The LVL-concrete composite (LCC) structure is a hybrid in system which the LVL member is well connected to the concrete slab by a connector to produce composite action. Various types of connector with different stiffness and shear capacity are available in the market currently. The stiffness of the connector is identified through the push-out experiment. The notch connections for LVL concrete composite beams have higher stiffness and strength compared to mechanical fasteners. This paper discusses the experimental results of symmetrical push-out tests on 3 different types of connector, 150mm rectangular notch with 10mm diameter screw, 100mm rectangular notch with 8mm diameter screw and 100mm triangular notch with 8mm diameter screw. The experimental test was shear push out to failure and the type of failure was discussed. The 150mm rectangular notch was found to be strongest among all and low cost. The 100mm rectangular notch was found to be slightly stiffer than 100mm triangular notch but 100mm triangular notch is easier to construct with only 2 cut. The maximum strength and stiffness at ultimate limit states and serviceability limit states of each type of connection were discussed in this paper.
As part of its research work on wood buildings, FPInnovations has recently launched a Design Guide for Timber-Concrete Composite Floors in Canada. This technique, far from being new, could prove to be a cost-competitive solution for floors with longer-span since the mechanical properties of the two materials act in complementarity. Timber-concrete systems consist of two distinct layers, a timber layer and a concrete layer (on top), joined together by shear connectors. The properties of both materials are then better exploited since tension forces from bending are mainly resisted by the timber, while compression forces from bending are resisted by the concrete. This guide, which contains numerous illustrations and formulas to help users better plan their projects, addresses many aspects of the design of timber-concrete composite floors, for example shear connection systems, ultimate limit state design, vibration and fire resistance of floors, and much more.
In this paper a novel and efficient structural system, that comprises steel beams and prefabricated timber slabs is developed and tested under short-term service and ultimate limit state loading conditions. In the proposed steeltimber composite (STC) system, bolt and coach screws are employed to transfer shear between steel beam and prefabricated timber slab and provide a composite connection. A series of experimental push-out tests were carried out on cross-banded LVL-Steel and CLT-Steel hybrid specimens to investigate the behaviour of different connection types. Furthermore, the load-deflection response of full-scale STC beams was captured by conducting 4-point bending tests on STC beams. The failure modes of connections and composite beams have been monitored and reported. The results illustrate advantages of using timber panels in conjunction with steel girders in terms of increasing strength and stiffness of composite beams
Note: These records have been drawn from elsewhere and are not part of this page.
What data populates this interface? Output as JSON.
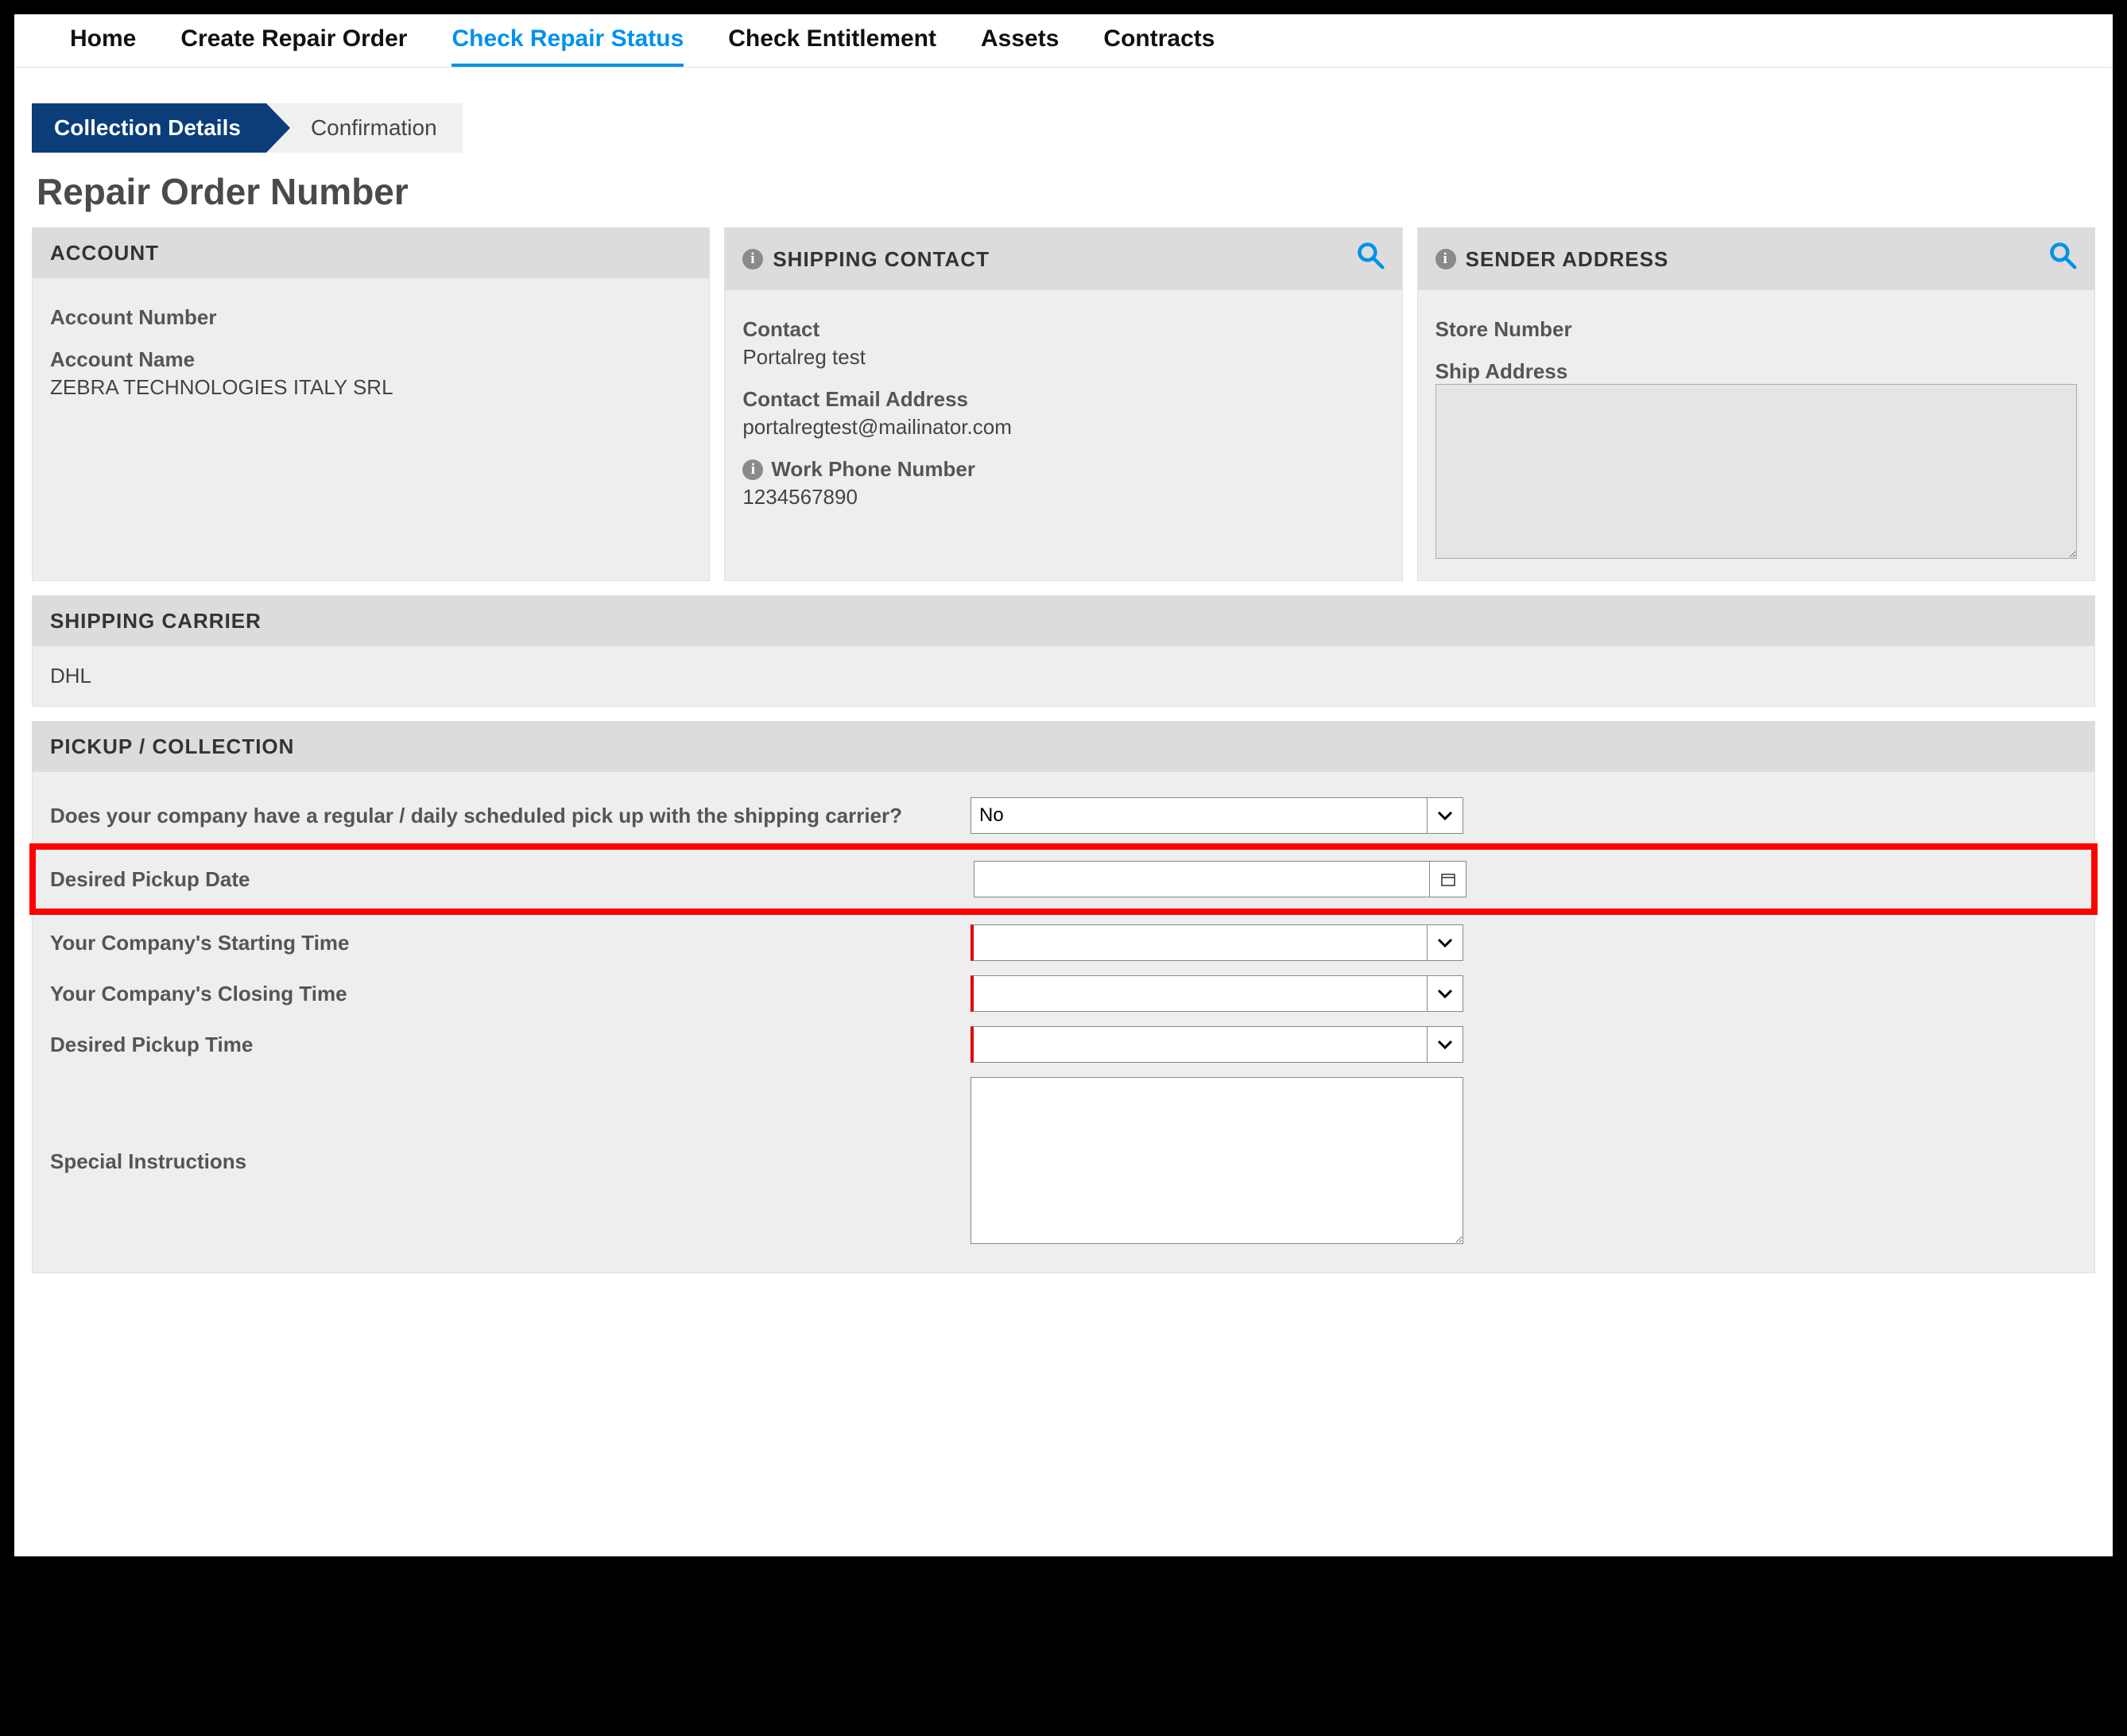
{
  "nav": {
    "items": [
      {
        "label": "Home",
        "active": false
      },
      {
        "label": "Create Repair Order",
        "active": false
      },
      {
        "label": "Check Repair Status",
        "active": true
      },
      {
        "label": "Check Entitlement",
        "active": false
      },
      {
        "label": "Assets",
        "active": false
      },
      {
        "label": "Contracts",
        "active": false
      }
    ]
  },
  "steps": {
    "active": "Collection Details",
    "inactive": "Confirmation"
  },
  "page_title": "Repair Order Number",
  "account": {
    "header": "ACCOUNT",
    "number_label": "Account Number",
    "number_value": "",
    "name_label": "Account Name",
    "name_value": "ZEBRA TECHNOLOGIES ITALY SRL"
  },
  "shipping_contact": {
    "header": "SHIPPING CONTACT",
    "contact_label": "Contact",
    "contact_value": "Portalreg test",
    "email_label": "Contact Email Address",
    "email_value": "portalregtest@mailinator.com",
    "phone_label": "Work Phone Number",
    "phone_value": "1234567890"
  },
  "sender": {
    "header": "SENDER ADDRESS",
    "store_label": "Store Number",
    "store_value": "",
    "ship_label": "Ship Address",
    "ship_value": ""
  },
  "carrier": {
    "header": "SHIPPING CARRIER",
    "value": "DHL"
  },
  "pickup": {
    "header": "PICKUP / COLLECTION",
    "regular_label": "Does your company have a regular / daily scheduled pick up with the shipping carrier?",
    "regular_value": "No",
    "date_label": "Desired Pickup Date",
    "date_value": "",
    "start_label": "Your Company's Starting Time",
    "start_value": "",
    "close_label": "Your Company's Closing Time",
    "close_value": "",
    "pickup_time_label": "Desired Pickup Time",
    "pickup_time_value": "",
    "special_label": "Special Instructions",
    "special_value": ""
  }
}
This paper presents the development of two new types of hybrid cross-laminated timber plates (HCLTP) with an aim to improve structural performance of existing cross-laminated timber plates (Xlam or CLT). The first type are Xlam plates with glued timber ribs and the second type are Xlam plates with a concrete topping. A numerical...
This thesis investigated light-frame wood/concrete hybrid construction as part of the NSERC Strategic Network on Innovative Wood products and Building Systems (NEWBuildS). A review of eight wood/concrete niche areas identified three with potential to be used in mid- to high-rise structures. Light-frame wood structures of seven or more storeys with wood/concrete hybrid flooring seem to have little feasibility unless a concrete lateral-load-resisting system is provided and material incompatibilities are solved. Non-load-bearing light-frame wood infill walls in reinforced concrete frame structures were recognized to have potential feasibility in mid- to high-rise structures. A full-scale, single frame test apparatus was successfully designed and constructed at the Insurance Research Lab for Better Homes. The frame is statically loaded to accurately replicates realistic horizontal sway and vertical racking deformations of a typical eight storey reinforced concrete frame structure at SLS and ULS. A linear-elastic analysis of the test apparatus was generally able to predict the results during testing. The 2.4m x 4.8m (8 ft. x 16 ft.) infill wall specimen did not satisfy serviceability deflection limitations of L/360 when subjected to representative out-of-plane wind pressures of +1.44/-0.9 kPa. The out-of-plane response was not significantly affected by horizontal sway deflections of +/-7.2mm or vertical racking deflections of +9.6mm. Although a nominal 20mm gap was provided to isolate the wall from the surrounding frame, insulation foam sprayed in the gap facilitated load transfer between them.